- Opening Delimiter -

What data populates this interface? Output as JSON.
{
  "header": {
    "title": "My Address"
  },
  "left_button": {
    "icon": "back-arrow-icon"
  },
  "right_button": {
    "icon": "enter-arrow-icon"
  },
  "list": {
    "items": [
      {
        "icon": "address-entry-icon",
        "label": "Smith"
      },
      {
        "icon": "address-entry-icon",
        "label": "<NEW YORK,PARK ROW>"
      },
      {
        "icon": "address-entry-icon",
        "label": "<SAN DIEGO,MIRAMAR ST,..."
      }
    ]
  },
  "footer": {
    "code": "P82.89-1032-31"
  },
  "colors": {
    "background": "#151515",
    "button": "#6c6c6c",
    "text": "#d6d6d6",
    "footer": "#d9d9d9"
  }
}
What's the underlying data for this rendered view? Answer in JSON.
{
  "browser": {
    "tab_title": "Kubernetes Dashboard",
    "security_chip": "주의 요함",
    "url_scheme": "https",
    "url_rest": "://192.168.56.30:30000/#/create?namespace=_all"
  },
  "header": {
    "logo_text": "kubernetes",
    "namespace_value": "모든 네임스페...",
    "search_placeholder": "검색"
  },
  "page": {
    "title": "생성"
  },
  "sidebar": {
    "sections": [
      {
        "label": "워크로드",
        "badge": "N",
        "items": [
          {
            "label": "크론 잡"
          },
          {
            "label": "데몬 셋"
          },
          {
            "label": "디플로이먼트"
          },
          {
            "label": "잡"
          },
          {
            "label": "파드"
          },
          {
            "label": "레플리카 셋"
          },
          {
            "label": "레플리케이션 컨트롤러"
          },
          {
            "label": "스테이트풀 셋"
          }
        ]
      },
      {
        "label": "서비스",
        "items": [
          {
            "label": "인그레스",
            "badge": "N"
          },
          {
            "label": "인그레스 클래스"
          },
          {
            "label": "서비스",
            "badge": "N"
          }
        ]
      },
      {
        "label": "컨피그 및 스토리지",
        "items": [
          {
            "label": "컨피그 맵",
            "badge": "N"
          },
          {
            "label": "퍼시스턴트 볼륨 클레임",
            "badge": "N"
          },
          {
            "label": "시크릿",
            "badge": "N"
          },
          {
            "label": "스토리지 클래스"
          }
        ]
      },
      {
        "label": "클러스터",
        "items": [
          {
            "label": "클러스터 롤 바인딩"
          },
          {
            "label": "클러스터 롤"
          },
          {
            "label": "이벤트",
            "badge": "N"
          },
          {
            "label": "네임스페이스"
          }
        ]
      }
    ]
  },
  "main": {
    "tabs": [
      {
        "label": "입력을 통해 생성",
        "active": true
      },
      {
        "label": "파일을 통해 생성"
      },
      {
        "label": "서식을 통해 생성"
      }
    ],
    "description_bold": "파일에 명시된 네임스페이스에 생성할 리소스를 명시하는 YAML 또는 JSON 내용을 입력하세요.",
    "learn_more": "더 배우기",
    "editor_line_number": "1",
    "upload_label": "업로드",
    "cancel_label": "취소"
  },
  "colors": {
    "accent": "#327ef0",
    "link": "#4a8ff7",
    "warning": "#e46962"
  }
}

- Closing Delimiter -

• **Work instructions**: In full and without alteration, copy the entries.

• **Task answer**:
What data populates this interface? Output as JSON.
{
  "header": {
    "title": "My Address"
  },
  "left_button": {
    "icon": "back-arrow-icon"
  },
  "right_button": {
    "icon": "enter-arrow-icon"
  },
  "list": {
    "items": [
      {
        "icon": "address-entry-icon",
        "label": "Smith"
      },
      {
        "icon": "address-entry-icon",
        "label": "<NEW YORK,PARK ROW>"
      },
      {
        "icon": "address-entry-icon",
        "label": "<SAN DIEGO,MIRAMAR ST,..."
      }
    ]
  },
  "footer": {
    "code": "P82.89-1032-31"
  },
  "colors": {
    "background": "#151515",
    "button": "#6c6c6c",
    "text": "#d6d6d6",
    "footer": "#d9d9d9"
  }
}
What's the underlying data for this rendered view? Answer in JSON.
{
  "browser": {
    "tab_title": "Kubernetes Dashboard",
    "security_chip": "주의 요함",
    "url_scheme": "https",
    "url_rest": "://192.168.56.30:30000/#/create?namespace=_all"
  },
  "header": {
    "logo_text": "kubernetes",
    "namespace_value": "모든 네임스페...",
    "search_placeholder": "검색"
  },
  "page": {
    "title": "생성"
  },
  "sidebar": {
    "sections": [
      {
        "label": "워크로드",
        "badge": "N",
        "items": [
          {
            "label": "크론 잡"
          },
          {
            "label": "데몬 셋"
          },
          {
            "label": "디플로이먼트"
          },
          {
            "label": "잡"
          },
          {
            "label": "파드"
          },
          {
            "label": "레플리카 셋"
          },
          {
            "label": "레플리케이션 컨트롤러"
          },
          {
            "label": "스테이트풀 셋"
          }
        ]
      },
      {
        "label": "서비스",
        "items": [
          {
            "label": "인그레스",
            "badge": "N"
          },
          {
            "label": "인그레스 클래스"
          },
          {
            "label": "서비스",
            "badge": "N"
          }
        ]
      },
      {
        "label": "컨피그 및 스토리지",
        "items": [
          {
            "label": "컨피그 맵",
            "badge": "N"
          },
          {
            "label": "퍼시스턴트 볼륨 클레임",
            "badge": "N"
          },
          {
            "label": "시크릿",
            "badge": "N"
          },
          {
            "label": "스토리지 클래스"
          }
        ]
      },
      {
        "label": "클러스터",
        "items": [
          {
            "label": "클러스터 롤 바인딩"
          },
          {
            "label": "클러스터 롤"
          },
          {
            "label": "이벤트",
            "badge": "N"
          },
          {
            "label": "네임스페이스"
          }
        ]
      }
    ]
  },
  "main": {
    "tabs": [
      {
        "label": "입력을 통해 생성",
        "active": true
      },
      {
        "label": "파일을 통해 생성"
      },
      {
        "label": "서식을 통해 생성"
      }
    ],
    "description_bold": "파일에 명시된 네임스페이스에 생성할 리소스를 명시하는 YAML 또는 JSON 내용을 입력하세요.",
    "learn_more": "더 배우기",
    "editor_line_number": "1",
    "upload_label": "업로드",
    "cancel_label": "취소"
  },
  "colors": {
    "accent": "#327ef0",
    "link": "#4a8ff7",
    "warning": "#e46962"
  }
}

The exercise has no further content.